My cutting board is exhausted. After decades of being the workhorse for family meals, celebrations, and holiday dinner preparations, it’s ready to retire. A few cracks are opening up in the rock maple seams. The edges are turning black from too much time drying on a damp drainboard. And the surface, with its thousand tiny cuts, is no longer smooth.
Purchased in Vermont decades ago, the simple 11 by 18 slab of glued-together inch-thick planks has given yeoman service. It was smooth on both sides until I tried to carve out a moat around the rim. That rock maple is pretty tough, but I did finally rout a groove that was, it turned out, too shallow to do any good.
Fortunately, there was a new board under the Christmas tree this year. More appropriately called a block than a board this chunky hunk of wood measured 2 ¼ inches thick and weighed in at 18 pounds. Made by the famous John Boos & Company, it’s a serious kitchen tool. Flat on one side, there’s a deep trench around the edge of the other to trap any carving juices. Finger slots cut into the edges make it easy to pick up.
There’s no need to worry that this weighty block will move, slip, or slide. No matter what the task, it’s more than able to support the work and give a solid feeling of professional poise.
Cutting boards are the unsung heroes of the kitchen, the foundation of any meal. Perhaps, like me, you have a favorite and others that are hardly used. A cook can’t function without a board.

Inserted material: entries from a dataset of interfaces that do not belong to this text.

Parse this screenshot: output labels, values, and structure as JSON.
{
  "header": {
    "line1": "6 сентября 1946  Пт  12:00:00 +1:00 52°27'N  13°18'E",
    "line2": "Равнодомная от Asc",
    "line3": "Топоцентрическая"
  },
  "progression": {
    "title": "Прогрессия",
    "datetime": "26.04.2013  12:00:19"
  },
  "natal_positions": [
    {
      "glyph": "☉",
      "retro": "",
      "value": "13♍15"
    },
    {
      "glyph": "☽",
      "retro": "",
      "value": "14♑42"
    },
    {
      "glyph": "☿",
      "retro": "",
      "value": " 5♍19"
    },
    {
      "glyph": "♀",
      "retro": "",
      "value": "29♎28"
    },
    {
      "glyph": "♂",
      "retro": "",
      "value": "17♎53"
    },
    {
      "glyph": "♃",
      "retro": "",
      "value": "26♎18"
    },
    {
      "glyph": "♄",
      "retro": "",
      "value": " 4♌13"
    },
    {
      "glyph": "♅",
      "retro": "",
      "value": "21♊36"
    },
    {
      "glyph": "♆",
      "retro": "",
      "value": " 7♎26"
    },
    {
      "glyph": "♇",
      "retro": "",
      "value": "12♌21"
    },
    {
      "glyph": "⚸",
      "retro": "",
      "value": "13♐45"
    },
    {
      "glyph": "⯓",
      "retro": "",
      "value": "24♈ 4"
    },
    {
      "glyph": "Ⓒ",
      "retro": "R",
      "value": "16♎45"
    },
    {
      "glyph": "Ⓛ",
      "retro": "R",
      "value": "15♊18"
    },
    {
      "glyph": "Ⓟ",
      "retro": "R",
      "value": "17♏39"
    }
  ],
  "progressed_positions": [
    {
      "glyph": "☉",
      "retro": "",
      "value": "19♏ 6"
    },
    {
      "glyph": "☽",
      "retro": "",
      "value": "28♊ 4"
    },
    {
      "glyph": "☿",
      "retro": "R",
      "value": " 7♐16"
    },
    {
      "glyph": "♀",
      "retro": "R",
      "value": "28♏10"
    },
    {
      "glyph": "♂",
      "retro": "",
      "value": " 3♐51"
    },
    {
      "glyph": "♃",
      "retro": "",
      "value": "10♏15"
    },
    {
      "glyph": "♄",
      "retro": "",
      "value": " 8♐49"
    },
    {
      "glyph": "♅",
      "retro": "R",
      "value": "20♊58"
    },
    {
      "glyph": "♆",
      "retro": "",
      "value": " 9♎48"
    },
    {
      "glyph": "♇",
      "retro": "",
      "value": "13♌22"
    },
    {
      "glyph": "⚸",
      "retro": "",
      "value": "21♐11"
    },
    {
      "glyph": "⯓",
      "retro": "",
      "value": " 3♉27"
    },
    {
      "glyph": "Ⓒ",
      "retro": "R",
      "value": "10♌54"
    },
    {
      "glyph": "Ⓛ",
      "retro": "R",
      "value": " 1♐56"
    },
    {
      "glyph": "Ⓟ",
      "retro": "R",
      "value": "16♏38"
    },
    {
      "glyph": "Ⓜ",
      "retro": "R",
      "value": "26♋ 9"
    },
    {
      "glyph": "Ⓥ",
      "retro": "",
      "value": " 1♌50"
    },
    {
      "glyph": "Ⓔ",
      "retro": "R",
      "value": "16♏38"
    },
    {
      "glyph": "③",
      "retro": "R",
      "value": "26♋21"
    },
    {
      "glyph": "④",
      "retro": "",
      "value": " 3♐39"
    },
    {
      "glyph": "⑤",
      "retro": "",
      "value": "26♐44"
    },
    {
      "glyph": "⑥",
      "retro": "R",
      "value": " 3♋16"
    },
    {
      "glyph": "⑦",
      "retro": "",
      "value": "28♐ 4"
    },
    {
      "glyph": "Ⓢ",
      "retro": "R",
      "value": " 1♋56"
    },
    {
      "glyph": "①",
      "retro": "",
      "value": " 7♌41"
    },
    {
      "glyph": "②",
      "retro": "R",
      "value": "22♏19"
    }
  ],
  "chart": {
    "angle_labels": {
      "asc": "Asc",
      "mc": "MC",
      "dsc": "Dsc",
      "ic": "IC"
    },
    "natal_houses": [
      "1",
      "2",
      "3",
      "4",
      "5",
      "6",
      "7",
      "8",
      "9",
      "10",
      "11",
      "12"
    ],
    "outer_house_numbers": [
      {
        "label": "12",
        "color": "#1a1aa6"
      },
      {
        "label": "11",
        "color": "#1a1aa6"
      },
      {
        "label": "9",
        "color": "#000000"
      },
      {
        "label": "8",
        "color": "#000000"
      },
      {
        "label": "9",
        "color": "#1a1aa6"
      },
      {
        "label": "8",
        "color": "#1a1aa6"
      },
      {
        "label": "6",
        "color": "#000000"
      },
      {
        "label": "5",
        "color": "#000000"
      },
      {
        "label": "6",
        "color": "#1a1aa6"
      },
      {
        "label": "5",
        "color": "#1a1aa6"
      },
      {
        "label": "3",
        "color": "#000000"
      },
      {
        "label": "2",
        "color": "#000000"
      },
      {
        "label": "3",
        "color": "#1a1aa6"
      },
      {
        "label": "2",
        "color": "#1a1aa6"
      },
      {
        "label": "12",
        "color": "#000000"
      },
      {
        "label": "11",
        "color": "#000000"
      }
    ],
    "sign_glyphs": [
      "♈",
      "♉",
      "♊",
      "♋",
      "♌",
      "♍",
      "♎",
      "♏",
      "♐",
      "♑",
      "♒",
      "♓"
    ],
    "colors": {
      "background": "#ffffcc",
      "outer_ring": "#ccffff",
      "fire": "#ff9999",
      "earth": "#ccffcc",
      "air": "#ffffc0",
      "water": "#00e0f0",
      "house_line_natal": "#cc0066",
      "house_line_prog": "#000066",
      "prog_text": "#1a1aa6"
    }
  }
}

In a commercial kitchen, when a cook comes to work, the first step in setting up is to grab a cutting board. They’re fundamental to the profession.
Cutting boards come in an unexpected range of shapes, sizes, and materials. Some have a special purpose like carving, cutting bar fruit, or presenting cheese, but most are general-purpose every-day tools of the trade.
Wood, of course, is the time-honored material. That’s why the’re called cutting boards. Not all are wood though. Various types of composite and plastic materials are used to make products that are more sanitary, easier to clean, and maybe a little more stylish.
Rock maple, the preferred material for generations, is also known as hard maple or sugar maple. It’s the same tree that is tapped to make maple syrup and produces the luxurious wood that makes curly maple furniture and high-end guitars. You can’t beat a maple cutting board for home use.
John Boos & Company has been making cutting boards and blocks in Effingham, IL for more than 125 years. They come rectangular, square, and round, designed for all types of cutting. Rock maple is the most popular, but walnut and cherry woods are also available. Most are boards glued side to side, but there are also end grain blocks that look like crossword puzzles.
In Dorset, VT the J. K. Adams Company has been handcrafting cutting boards since 1944. They have a wide range of styles from old school to one so up-to-date that it has a slot to hold your smartphone while you work. Adams boards can be personalized with initials, logo, or saying. They also offer a wide range of serving boards and bowls.
Catskill brand cutting boards are manufactured in Stamford, NY, at the headwaters of the Schoharie Creek and the Delaware river. Made from local and sustainable wood, they have a number of designs in end grain wood as well as traditional styles. Catskill cutting boards are available at the Cook’s Nook in Wilton.
Wood cutting boards are a marvel of engineering and craftsmanship. Some rise to the level of artistry. A quick Google search will turn up lots of hits for cutting boards made with exotic woods, one-of-a-kind designs, and with beautiful wood inlay or patterns.
Fast-growing bamboo is a great material for cutting boards. The tough wood resists cutting and is easy to clean. Usually laminated for strength, bamboo boards can be thinner and lighter than hardwood boards. One of my favorite foodie gifts is a bamboo cutting board in the shape of Connecticut. Town names are printed on the board. Greenwich is the handle.
Plastic polyethylene cutting boards are popular, particularly in commercial use. They’re recommended by the National Sanitation Foundation for their impervious, easily cleaned surface. Made in colors so you can restrict use, you can use one color for meat, another for fish, and a third for vegetables to keep cross contamination at a minimum. Practical, they lack the beauty and soul of a natural wood board.
Composite cutting boards, usually thinner and lighter than both wood and polyethylene, are made from phenolic resins and wood fibers. They’re attractive, tough, and stylish, but I prefer something thicker.
At home, the new Boos block and a smaller bamboo board are in everyday use. There’s a small bar board for bar fruit and an old one with a handle that sticks out, good for bread. Pig and piano shapes make great presentations. I know have plenty of cutting boards, but I’ve always got my eye out for just one more.
Frank Whitman can be reached at NotBreadAloneFW@gmail.com.